The Shutdown's Housing Market Woes
It's a great time to buy a home, and you're ready. You've saved up a suitable down payment, found a home, and settled on a lender. As an added bonus, interest rates are at their lowest point in the last nine months – despite the Federal Reserve's interest rate hikes.
There's only one problem. The government shutdown has created obstacles to your mortgage – maybe in ways you hadn't considered.
The shutdown effect is obvious if you're a government worker suddenly trying to buy a home with IOU's – but, otherwise, why would your mortgage application be affected? It may depend on the type of loan you're seeking.
USDA loans, popular in rural areas, are backed by the U.S. Department of Agriculture. With the USDA shut down (at least as of this writing), no new applications are being accepted and scheduled loan closings have been put on hold.

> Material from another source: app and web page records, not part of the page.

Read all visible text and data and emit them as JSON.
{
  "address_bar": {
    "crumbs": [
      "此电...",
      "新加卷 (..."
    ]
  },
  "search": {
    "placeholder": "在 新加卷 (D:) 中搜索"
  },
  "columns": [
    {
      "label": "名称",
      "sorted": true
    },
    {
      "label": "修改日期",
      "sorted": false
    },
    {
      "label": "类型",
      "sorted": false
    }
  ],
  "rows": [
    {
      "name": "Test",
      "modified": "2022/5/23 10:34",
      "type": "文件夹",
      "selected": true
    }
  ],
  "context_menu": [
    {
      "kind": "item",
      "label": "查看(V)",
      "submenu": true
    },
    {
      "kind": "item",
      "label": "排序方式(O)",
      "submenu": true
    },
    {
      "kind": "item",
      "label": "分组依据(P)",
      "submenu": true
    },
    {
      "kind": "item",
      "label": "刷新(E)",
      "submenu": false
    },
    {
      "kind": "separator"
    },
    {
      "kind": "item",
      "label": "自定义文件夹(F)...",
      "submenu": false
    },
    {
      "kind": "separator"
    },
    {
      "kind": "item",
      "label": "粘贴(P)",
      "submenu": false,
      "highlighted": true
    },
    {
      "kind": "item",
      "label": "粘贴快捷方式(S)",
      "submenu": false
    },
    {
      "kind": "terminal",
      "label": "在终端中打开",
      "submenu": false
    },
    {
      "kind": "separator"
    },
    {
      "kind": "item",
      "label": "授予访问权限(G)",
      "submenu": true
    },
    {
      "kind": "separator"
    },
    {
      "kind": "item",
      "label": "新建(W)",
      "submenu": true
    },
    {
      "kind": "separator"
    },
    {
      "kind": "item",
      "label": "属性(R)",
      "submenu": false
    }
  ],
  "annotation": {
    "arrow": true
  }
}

Homebuyers caught in the middle are being forced to ask lenders for extensions or switch to FHA or VA loans – if they qualify. Some are stuck without viable options, watching potential home purchases crumble.
Other loans may require verifying paperwork from the IRS – for example, verification of income – before loan processing can proceed. The Washington Post reports that the mortgage industry successfully pressed the Trump administration to call back IRS workers processing income verification forms and restore their pay, removing this roadblock. Similarly, FEMA renewed the sale of flood insurance policies that are crucial to home sales in flood-prone areas.
Other case-by-case roadblocks remain and affected interest groups will be lobbying for relief. Stay in touch with your lender and monitor the news, as options could change any day.
How To Keep the Home You Already Have
Government workers who already own homes have a more fundamental cash flow problem. Government contract workers are in even worse positions, because they may not receive back pay to make up the difference.
Few workers can miss multiple paychecks and still be able to make full mortgage payments. If your paycheck is being held hostage by the shutdown, ask your lender for a forbearance that will temporarily suspend or reduce your payments. Your lender may also be able to provide a short-term loan at reduced interest rates. Navy Federal Credit Union is even allowing one-time-only loans of up to $6,000 at 0% APR.
Always Have a Plan B
The government shutdown highlights one of the fundamental rules in the housing market – at some point as a homeowner or homebuyer, you're going to be thrown a financial curveball. It may be making mortgage payments when you're hit with a financial crisis, making unexpected home repairs, or getting into a bidding war to buy your first home.
You can't possibly anticipate all of the negative possibilities, but you can take some fundamental steps to limit their effects.
Start by establishing an emergency fund during better times, so you don't have to rely completely on credit to get through a true financial crisis.
If you're entering the home buying market, keep interest rate offers low by keeping your credit score high. If you would like to monitor your credit to prevent identity theft and see your credit reports and scores, join MoneyTips. Make all payments on time and keep other debts as low as possible. Lay out a proposed monthly budget that allows you to make all payments and still have a surplus to contribute to an emergency fund – and if you can't, you may be buying more home than you can afford.
If you already have a home and have no emergency fund, your plan B is a combination of spending cuts and finding second sources of income – but you may not be able to cover a mortgage payment just with those steps. Be proactive with your lender and other creditors to explain the situation.
You'll have to prioritize debt and possibly make only minimal credit card payments while you devote existing cash toward your mortgage. Normally, we'd suggest attacking high-interest credit card debt first – but it's important not to lose a secured asset like your home.
Today, it's a government shutdown. Tomorrow... it may still be a government shutdown. However, there are plenty of other unpredictable setbacks that can threaten your homeownership dreams – or put you in an awkward position if you're already a homeowner.
Prepare for worst-case scenarios and have backup plans wherever it's possible. Good backup plans involve planning for the most likely setbacks and having a budget that can absorb at least some of the financial impact. If the emergencies don't come, great! You have extra funds to devote to other needs.
Did we mention the importance of an emergency fund? Don't let that message fade away after this shutdown crisis passes. Given the current political climate, the odds of future shutdowns are disturbingly good.
MoneyTips is happy to help you get free mortgage and refinance quotes from top lenders.